Small One’s arrival meant spending Sundays in the baby room as he becomes increasingly vocal and needs more entertaining. Their room is lovely, spacious, incomprehensibly clean considering the fact that it’s a room for children. (I have a suspicion that German babies are as clean as their grown up counterparts, but I digress.)
Last Sunday I realized that my son needed something to eat, so I was going to go back into the auditorium for the snacks. One of the young women who was there to look after the kids, told me she had a banana and would that be ok for him? She had long brown hair, lovely eyes and smile, and she must be in her early 20s or late teens, in other words not someone I would expect to be attune to mom needs.
Small One loves bananas, so I found a high chair and sat him in it. She returned to me with a smile, and a plastic bowl of chopped banana pieces.
This may seem normal to you, but I was left standing there with a bowl of bananas and a slightly shocked look on my face. Were it not for Small One’s hunger, I might have just remained standing there for a while with my mouth open.
She had taken the banana for me, she had peeled it for me, chopped it into bite-sized pieces for me, and put it into a plastic bowl before she gave it to me. Maybe it was a simple gesture for her, and maybe she didn’t even think much of it. There wasn’t any fanfare about the way she served me, but she had no idea that in that moment she was doing something that touched me deeply.
The loss of dignity is something I grieve regularly when I’m out with Small One. I don’t get to sit down with a plate of food and eat the way I used to because there are baby hands everywhere trying to put things into his mouth. If he screams in public, there isn’t a mute button to push, so the glares from others have to be stomached while trying to soothe a baby who will not be soothed. Food ends up on my clothes, on his clothes, in my hair and I’m sure that there are scenarios I haven’t even thought of that will happen in the future. But it’s ok, this is part of the package of parenting, and we roll with it.
All of us roll on with the situations in our lives. Small children aren’t the only dignity robbers, of course; all of us have been treated badly, rejected, betrayed by people we loved and trusted, have illnesses we battle against and on a very basic level, all of us have bad days (and bad hair days).

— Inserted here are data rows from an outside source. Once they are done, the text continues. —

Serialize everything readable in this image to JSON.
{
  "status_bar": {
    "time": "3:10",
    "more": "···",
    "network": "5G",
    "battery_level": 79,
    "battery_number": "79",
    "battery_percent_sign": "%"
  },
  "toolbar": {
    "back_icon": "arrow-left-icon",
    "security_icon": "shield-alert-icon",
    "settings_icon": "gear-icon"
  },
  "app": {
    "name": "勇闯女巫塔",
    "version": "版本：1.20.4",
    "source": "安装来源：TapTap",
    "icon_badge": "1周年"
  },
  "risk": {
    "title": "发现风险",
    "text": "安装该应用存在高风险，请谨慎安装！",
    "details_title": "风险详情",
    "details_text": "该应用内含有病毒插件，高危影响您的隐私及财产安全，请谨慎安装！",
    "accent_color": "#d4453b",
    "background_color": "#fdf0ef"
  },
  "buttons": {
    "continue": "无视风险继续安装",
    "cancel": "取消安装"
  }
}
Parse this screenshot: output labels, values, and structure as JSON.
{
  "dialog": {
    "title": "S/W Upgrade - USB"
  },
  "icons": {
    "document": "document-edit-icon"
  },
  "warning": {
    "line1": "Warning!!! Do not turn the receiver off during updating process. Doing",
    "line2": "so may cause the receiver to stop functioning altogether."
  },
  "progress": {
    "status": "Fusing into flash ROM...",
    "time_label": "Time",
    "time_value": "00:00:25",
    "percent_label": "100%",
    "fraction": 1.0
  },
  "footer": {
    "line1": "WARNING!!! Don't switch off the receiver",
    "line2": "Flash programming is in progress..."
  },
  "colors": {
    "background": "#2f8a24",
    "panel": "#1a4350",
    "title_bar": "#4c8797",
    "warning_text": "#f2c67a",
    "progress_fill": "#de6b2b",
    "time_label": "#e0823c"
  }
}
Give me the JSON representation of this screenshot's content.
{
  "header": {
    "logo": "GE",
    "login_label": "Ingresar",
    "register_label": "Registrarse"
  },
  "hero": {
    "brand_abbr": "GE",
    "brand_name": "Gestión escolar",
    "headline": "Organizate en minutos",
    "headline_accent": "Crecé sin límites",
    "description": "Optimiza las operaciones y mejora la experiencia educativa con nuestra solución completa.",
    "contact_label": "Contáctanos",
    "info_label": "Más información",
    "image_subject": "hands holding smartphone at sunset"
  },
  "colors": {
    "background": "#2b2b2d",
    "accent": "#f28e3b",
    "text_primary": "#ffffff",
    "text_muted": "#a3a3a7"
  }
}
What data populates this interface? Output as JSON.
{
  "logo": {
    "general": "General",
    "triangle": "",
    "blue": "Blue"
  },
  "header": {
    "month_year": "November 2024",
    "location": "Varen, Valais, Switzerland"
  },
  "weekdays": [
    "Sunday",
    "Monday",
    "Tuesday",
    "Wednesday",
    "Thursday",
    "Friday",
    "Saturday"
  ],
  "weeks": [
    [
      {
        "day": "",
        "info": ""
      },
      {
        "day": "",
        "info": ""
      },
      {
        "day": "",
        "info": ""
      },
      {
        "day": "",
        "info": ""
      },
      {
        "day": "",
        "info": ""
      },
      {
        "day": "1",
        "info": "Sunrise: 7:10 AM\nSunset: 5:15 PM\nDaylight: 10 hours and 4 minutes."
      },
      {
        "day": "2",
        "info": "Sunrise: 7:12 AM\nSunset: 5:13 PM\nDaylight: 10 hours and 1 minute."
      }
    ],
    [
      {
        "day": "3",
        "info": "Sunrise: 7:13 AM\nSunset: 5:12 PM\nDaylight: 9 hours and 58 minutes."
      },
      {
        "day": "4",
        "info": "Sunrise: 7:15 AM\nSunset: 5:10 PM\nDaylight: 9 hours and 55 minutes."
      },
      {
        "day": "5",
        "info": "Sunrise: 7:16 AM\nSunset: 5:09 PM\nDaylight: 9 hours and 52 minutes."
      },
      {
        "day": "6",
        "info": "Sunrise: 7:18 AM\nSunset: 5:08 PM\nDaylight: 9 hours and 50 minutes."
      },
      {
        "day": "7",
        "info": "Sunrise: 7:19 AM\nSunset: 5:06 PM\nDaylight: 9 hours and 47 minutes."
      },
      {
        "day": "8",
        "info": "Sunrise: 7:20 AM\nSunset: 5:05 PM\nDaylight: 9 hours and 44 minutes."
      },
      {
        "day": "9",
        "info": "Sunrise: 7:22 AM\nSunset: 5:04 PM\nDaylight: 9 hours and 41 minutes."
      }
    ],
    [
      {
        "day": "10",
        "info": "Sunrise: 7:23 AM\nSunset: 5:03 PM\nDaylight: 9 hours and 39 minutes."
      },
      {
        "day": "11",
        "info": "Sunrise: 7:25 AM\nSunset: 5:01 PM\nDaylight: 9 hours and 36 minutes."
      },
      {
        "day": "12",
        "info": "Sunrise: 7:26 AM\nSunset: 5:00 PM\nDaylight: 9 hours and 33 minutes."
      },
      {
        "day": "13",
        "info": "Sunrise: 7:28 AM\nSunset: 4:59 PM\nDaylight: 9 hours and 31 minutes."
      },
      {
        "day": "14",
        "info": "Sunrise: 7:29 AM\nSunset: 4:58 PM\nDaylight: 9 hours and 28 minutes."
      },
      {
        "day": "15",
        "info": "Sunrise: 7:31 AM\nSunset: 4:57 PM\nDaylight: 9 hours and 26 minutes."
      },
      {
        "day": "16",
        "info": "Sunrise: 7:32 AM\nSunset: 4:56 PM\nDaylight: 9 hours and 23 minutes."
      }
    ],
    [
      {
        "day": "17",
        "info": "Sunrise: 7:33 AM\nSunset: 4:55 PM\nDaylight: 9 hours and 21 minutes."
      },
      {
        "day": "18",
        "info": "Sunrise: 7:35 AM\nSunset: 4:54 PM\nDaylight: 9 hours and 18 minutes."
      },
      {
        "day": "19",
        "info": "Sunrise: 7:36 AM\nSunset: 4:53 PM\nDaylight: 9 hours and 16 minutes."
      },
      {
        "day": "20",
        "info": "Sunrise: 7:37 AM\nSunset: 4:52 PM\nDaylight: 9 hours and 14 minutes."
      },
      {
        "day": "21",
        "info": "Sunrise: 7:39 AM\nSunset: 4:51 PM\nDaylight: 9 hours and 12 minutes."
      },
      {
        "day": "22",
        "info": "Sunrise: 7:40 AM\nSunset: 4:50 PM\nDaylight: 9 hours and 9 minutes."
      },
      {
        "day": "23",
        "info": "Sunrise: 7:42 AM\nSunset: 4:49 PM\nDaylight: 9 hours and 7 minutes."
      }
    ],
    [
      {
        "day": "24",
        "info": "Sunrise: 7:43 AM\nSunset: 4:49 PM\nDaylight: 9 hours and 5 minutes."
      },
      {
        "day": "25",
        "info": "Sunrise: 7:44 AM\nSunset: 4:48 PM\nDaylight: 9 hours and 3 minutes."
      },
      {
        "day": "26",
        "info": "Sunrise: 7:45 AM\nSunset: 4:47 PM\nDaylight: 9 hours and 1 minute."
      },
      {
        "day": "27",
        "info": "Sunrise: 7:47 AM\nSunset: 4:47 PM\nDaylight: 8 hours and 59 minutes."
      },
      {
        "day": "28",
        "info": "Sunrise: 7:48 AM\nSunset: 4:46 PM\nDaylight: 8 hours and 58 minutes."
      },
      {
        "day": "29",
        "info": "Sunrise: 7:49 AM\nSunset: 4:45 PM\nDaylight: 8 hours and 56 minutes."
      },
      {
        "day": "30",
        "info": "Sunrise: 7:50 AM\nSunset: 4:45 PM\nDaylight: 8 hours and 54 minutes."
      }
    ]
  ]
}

The moment I had with this young, long-brown-haired German woman on Sunday gave me back some of the dignity that I lose on a day-to-day basis. Why? Because she took the time to serve me and service says, You are worth it.
I inhabit a world of leaders whose long titles, substantial bank accounts, multiple degrees, and big egos supposedly give them the right to positions, power and influence. Every sphere of our lives has some ladder to climb or the next level to attain, real or imagined, and as we climb higher, all of us in some way or another forget to do the gritty work of people care. The work that involves washing windows and cleaning toilets, babysitting for free, listening, chopping bananas and putting it in a bowl. Service. Acts of kindness that say to someone, You are not alone. I can see that you need help. I’m here to help you because you are worth it.
When I read that list I wrote, my honest thought in response to cleaning someone else’s toilet or babysitting someone else’s children is, No thank you. I won’t go into my excuses because at the foundation of it all is this one belief: I am above that. I’ve cleaned other’s toilets. I’ve babysat other people’s children. It’s not my “season” to do that anymore. I’m in a different place; I’ve moved on to a different level. I am above that.
It’s a lie.
No one graduates from the gritty work of serving people; it is the school we attend for our whole lives for it is the better way.